Ornaments of the church

ORNAMENTS OF THE CHURCH, and MINISTERS THEREOF. This Rubric is well known as the "Ornaments Rubric." It will be considered under two heads, (1) the Vestments of the Minister, (2) the Ornaments of the Church.

(1.) This Rubric had no existence in 1549; but a direction in the Communion Service says that the Priest is to wear "a white albe plain, with a Vestment or Cope," and the assisting Priests or Deacons, "Albes with tunicles," or Dalmatics. At other Services in Parish Churches the ministers were to use a surplice and, in Cathedrals and Colleges, the hood of their degree. At a celebration a Bishop was to wear a Surplice or Albe, and a Cope or Vestment. In 1552 the Ornaments Rubric ran thus:—"The Minister, at the time of the Communion, and at all other times of his ministration, shall use neither Albe, Vestment, nor Cope; but, being Archbishop or Bishop, he shall have and wear a Rochet, and being Priest or Deacon, a Surplice only." In 1559 this Rubric was altered thus:—"The Minister….shall use such ornaments in the Church as were in use by authority of Parliament in the second year of Edward VI., according to the Act of Parliament set forth in the beginning of this book." This Act spoke of authorizing the Queen to ordain other ceremonies; but whether she did so or not, according to this Act, has been a matter of controversy. But in the "advertisements" of Archbishop Parker (1566), no other vestment than the Cope and Surplice is named.
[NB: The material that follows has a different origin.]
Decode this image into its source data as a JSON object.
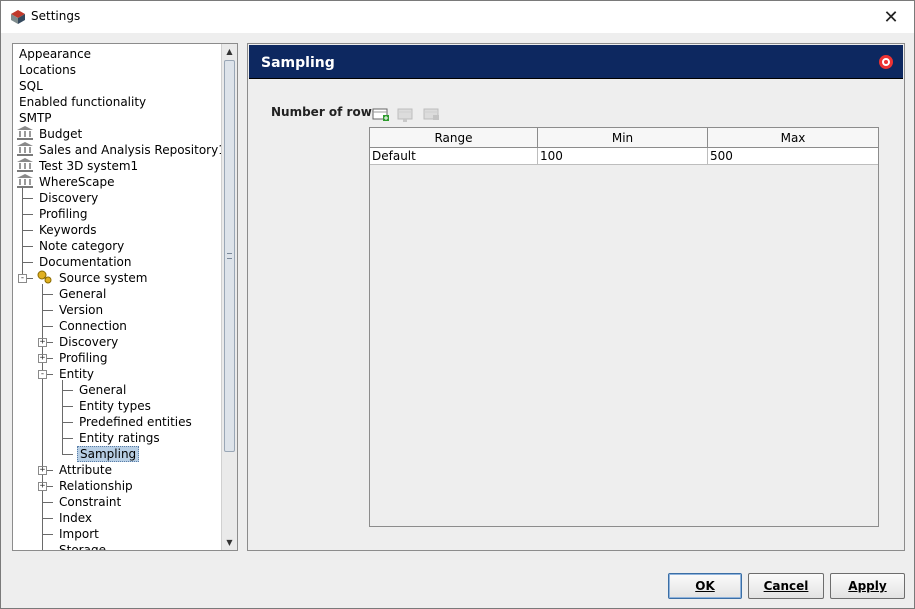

In 1662 the Rubric was altered into its present form.

As a matter of history, it seems unquestionable that, with a few exceptions, all vestments except the Surplice and Hood in Parish Churches, and Copes in some Cathedrals, were disused after 1564. Within the last 25 years, the use of the old vestments ordered in the first Prayer Book, and authorized by Parliament, has been revived on the authority of the Rubric of 1662. The Privy Council, however, has, rightly or wrongly, pronounced against the legality of the revival of the vestments named in the Rubric. (See Vestments.) (2.) The ornaments of the Church are discussed under the headings of AltarAltar Lights, &c. In Canons 80 to 84 among the things pertaining to the Church are enumerated (1) a great Bible and Prayer Book, (2) a Font of stone, (3) a "decent Communion Table covered in time of Divine Service with a carpet of silk or other decent stuff," (4) the "Ten Commandments to be set up" and "other chosen sentences written," (5) a Pulpit, (6) an Alms Chest.